(Data about app and page elements)
┌──

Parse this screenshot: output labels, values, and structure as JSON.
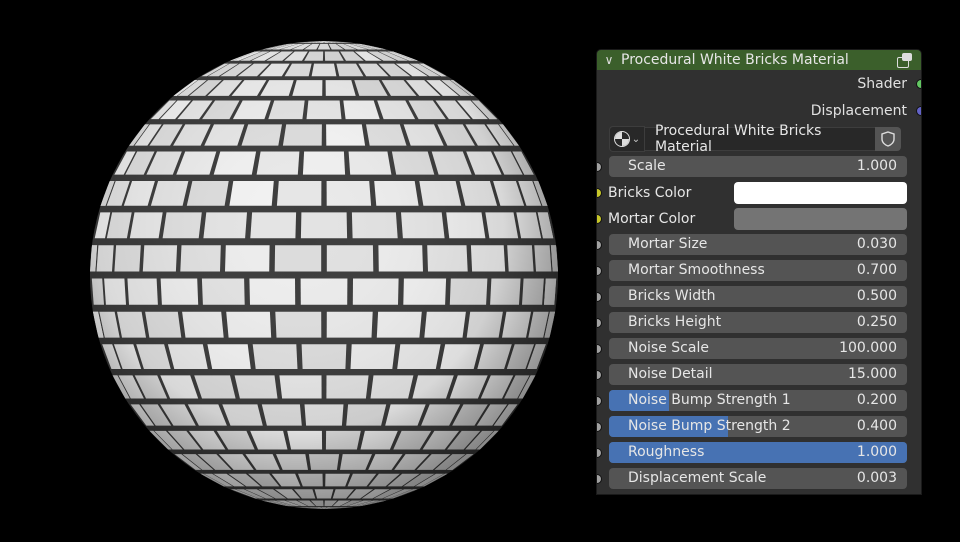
{
  "node": {
    "title": "Procedural White Bricks Material",
    "header_color": "#3b5f2b",
    "outputs": [
      {
        "label": "Shader",
        "socket": "sock-green"
      },
      {
        "label": "Displacement",
        "socket": "sock-purple"
      }
    ],
    "material_name": "Procedural White Bricks Material",
    "material_icon": "material-sphere-icon",
    "fake_user_icon": "shield-icon",
    "scale": {
      "label": "Scale",
      "value": "1.000"
    },
    "bricks_color": {
      "label": "Bricks Color",
      "color": "#ffffff"
    },
    "mortar_color": {
      "label": "Mortar Color",
      "color": "#747474"
    },
    "inputs": [
      {
        "label": "Mortar Size",
        "value": "0.030",
        "fill": 0
      },
      {
        "label": "Mortar Smoothness",
        "value": "0.700",
        "fill": 0
      },
      {
        "label": "Bricks Width",
        "value": "0.500",
        "fill": 0
      },
      {
        "label": "Bricks Height",
        "value": "0.250",
        "fill": 0
      },
      {
        "label": "Noise Scale",
        "value": "100.000",
        "fill": 0
      },
      {
        "label": "Noise Detail",
        "value": "15.000",
        "fill": 0
      },
      {
        "label": "Noise Bump Strength 1",
        "value": "0.200",
        "fill": 0.2
      },
      {
        "label": "Noise Bump Strength 2",
        "value": "0.400",
        "fill": 0.4
      },
      {
        "label": "Roughness",
        "value": "1.000",
        "fill": 1.0
      },
      {
        "label": "Displacement Scale",
        "value": "0.003",
        "fill": 0
      }
    ]
  },
  "preview": {
    "subject": "brick-sphere-preview"
  }
}
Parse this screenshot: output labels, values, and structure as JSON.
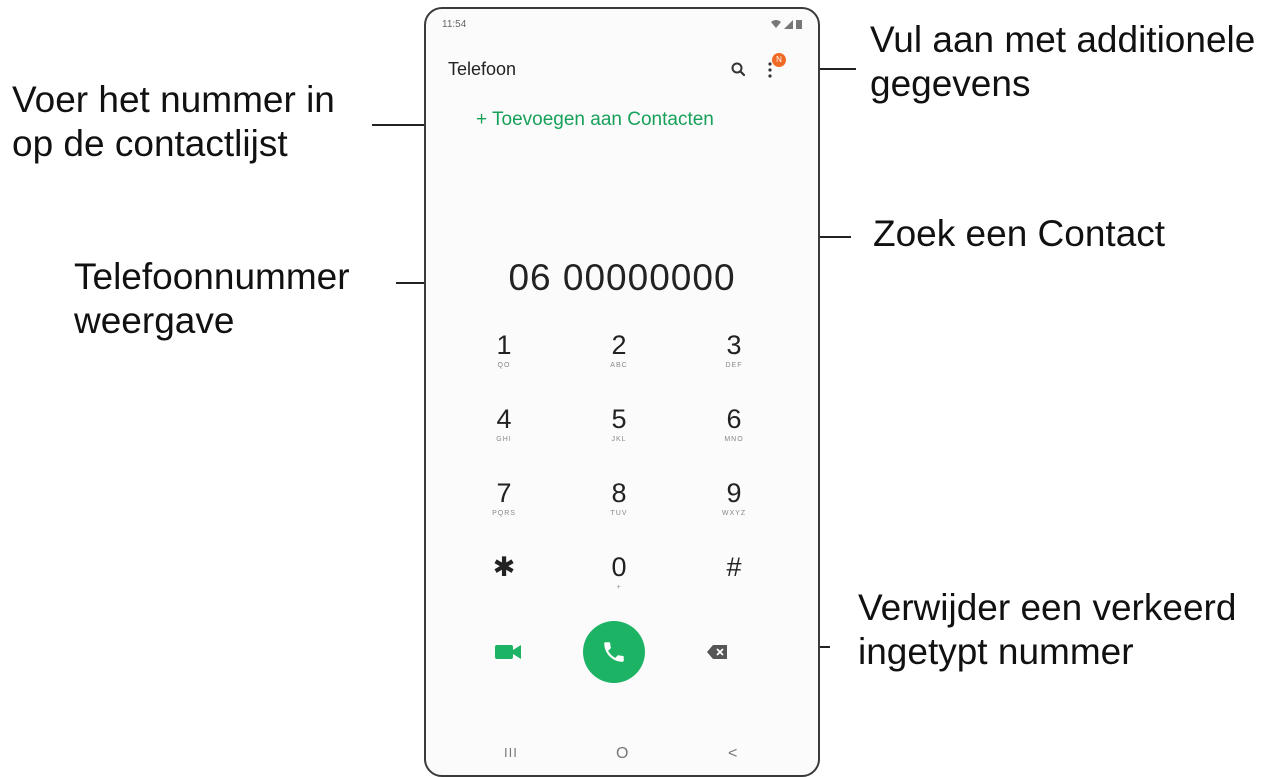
{
  "callouts": {
    "add_contact": "Voer het nummer in\nop de contactlijst",
    "more_options": "Vul aan met additionele\ngegevens",
    "search": "Zoek een Contact",
    "number_display": "Telefoonnummer\nweergave",
    "backspace": "Verwijder een verkeerd\ningetypt nummer"
  },
  "status_bar": {
    "time": "11:54"
  },
  "app": {
    "title": "Telefoon",
    "add_contact_label": "+ Toevoegen aan Contacten",
    "badge": "N"
  },
  "dialer": {
    "number": "06 00000000",
    "keys": [
      {
        "digit": "1",
        "letters": "QO"
      },
      {
        "digit": "2",
        "letters": "ABC"
      },
      {
        "digit": "3",
        "letters": "DEF"
      },
      {
        "digit": "4",
        "letters": "GHI"
      },
      {
        "digit": "5",
        "letters": "JKL"
      },
      {
        "digit": "6",
        "letters": "MNO"
      },
      {
        "digit": "7",
        "letters": "PQRS"
      },
      {
        "digit": "8",
        "letters": "TUV"
      },
      {
        "digit": "9",
        "letters": "WXYZ"
      },
      {
        "digit": "✱",
        "letters": ""
      },
      {
        "digit": "0",
        "letters": "+"
      },
      {
        "digit": "#",
        "letters": ""
      }
    ]
  },
  "navigation": {
    "recents": "III",
    "home": "O",
    "back": "<"
  },
  "colors": {
    "accent": "#17a05a",
    "call_button": "#1db364",
    "badge": "#f06a26"
  },
  "icons": [
    "search-icon",
    "more-options-icon",
    "video-call-icon",
    "phone-icon",
    "backspace-icon"
  ]
}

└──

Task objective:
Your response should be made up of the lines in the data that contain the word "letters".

Task response:
        "letters": "QO"
        "letters": "ABC"
        "letters": "DEF"
        "letters": "GHI"
        "letters": "JKL"
        "letters": "MNO"
        "letters": "PQRS"
        "letters": "TUV"
        "letters": "WXYZ"
        "letters": ""
        "letters": "+"
        "letters": ""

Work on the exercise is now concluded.